- _EXERCISE BRIEF_: Below are the records; locate each line with the word "Update" and copy it.

- _WORKING DATA_:
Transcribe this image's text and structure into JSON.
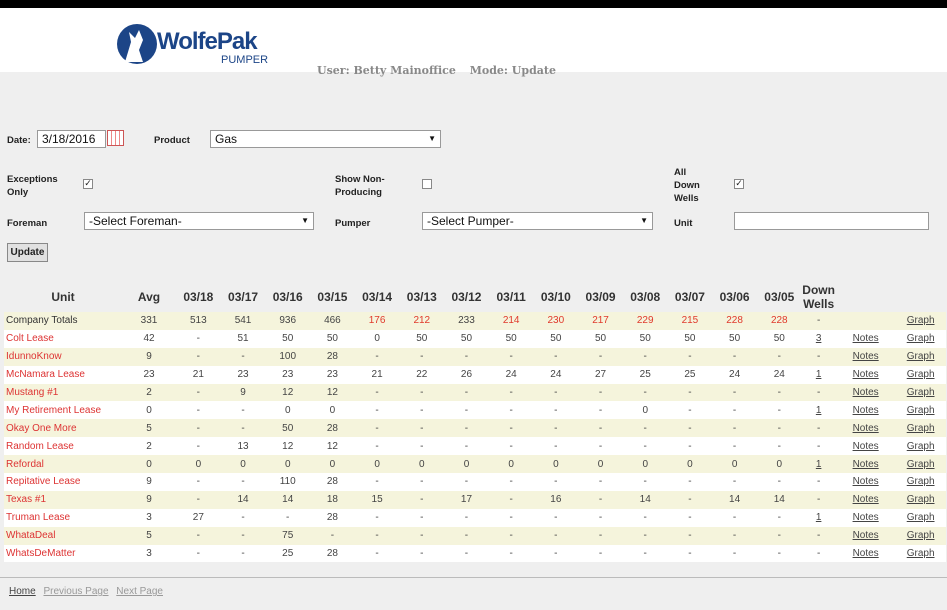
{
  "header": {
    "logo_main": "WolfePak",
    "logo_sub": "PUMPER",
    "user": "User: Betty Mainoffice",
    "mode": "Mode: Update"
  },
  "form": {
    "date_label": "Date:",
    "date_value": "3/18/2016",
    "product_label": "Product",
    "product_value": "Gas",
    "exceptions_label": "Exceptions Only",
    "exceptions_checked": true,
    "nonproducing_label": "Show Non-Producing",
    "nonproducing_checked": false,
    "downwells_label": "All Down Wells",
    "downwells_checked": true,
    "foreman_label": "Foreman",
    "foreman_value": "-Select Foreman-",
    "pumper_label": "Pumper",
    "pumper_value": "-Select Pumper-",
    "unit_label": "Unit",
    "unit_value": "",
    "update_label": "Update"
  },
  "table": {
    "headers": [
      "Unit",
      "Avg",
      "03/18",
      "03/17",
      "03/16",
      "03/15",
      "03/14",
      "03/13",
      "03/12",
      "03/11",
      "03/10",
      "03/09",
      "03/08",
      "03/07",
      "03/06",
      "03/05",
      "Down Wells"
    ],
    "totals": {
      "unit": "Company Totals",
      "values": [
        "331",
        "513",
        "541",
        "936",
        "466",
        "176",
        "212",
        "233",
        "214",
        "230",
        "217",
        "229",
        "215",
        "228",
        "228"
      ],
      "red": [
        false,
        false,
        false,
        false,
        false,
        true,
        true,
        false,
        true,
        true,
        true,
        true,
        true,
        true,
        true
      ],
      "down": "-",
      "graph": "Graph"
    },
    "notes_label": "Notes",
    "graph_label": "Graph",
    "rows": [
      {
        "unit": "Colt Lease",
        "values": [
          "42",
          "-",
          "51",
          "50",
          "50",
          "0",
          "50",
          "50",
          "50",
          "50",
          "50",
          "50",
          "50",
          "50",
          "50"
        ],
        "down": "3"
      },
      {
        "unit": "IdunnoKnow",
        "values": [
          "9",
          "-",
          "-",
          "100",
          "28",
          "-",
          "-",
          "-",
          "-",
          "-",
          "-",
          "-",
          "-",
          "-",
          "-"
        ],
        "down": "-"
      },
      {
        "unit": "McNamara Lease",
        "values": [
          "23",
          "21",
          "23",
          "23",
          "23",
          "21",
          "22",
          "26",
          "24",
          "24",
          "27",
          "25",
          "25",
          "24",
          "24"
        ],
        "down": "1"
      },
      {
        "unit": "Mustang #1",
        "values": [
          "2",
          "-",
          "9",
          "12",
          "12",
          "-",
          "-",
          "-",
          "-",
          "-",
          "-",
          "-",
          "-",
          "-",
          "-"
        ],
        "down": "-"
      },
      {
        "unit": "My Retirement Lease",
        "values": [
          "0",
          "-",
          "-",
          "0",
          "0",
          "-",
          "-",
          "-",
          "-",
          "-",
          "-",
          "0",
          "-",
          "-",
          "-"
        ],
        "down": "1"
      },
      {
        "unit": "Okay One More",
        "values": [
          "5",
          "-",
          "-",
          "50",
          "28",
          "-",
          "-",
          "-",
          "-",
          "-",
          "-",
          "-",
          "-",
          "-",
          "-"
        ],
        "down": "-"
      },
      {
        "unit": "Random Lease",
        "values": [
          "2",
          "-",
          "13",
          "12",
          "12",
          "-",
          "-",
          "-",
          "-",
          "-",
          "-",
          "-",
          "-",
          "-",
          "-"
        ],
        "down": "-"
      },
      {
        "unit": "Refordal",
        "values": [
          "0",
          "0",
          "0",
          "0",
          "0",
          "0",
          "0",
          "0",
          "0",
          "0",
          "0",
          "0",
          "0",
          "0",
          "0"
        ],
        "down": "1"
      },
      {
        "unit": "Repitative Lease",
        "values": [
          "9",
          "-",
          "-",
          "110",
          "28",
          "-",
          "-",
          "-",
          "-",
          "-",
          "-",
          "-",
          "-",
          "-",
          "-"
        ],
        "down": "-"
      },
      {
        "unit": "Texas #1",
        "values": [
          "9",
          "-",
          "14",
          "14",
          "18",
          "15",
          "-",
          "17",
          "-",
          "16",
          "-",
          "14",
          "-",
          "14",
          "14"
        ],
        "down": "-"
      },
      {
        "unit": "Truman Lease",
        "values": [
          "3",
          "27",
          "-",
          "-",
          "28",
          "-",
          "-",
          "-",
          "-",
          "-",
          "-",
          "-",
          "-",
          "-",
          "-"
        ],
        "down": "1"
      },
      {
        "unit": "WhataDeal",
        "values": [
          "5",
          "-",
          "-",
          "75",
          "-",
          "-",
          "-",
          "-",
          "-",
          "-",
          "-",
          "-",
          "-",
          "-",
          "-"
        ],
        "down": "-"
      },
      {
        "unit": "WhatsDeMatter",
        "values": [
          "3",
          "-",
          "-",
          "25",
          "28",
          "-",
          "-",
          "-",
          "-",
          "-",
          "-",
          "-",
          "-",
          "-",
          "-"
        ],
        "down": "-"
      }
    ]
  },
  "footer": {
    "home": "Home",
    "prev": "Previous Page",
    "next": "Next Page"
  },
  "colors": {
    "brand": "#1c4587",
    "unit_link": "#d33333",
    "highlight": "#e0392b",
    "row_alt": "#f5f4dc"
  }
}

- _EXERCISE ANSWER_:
    "mode": "Mode: Update"
    "update_label": "Update"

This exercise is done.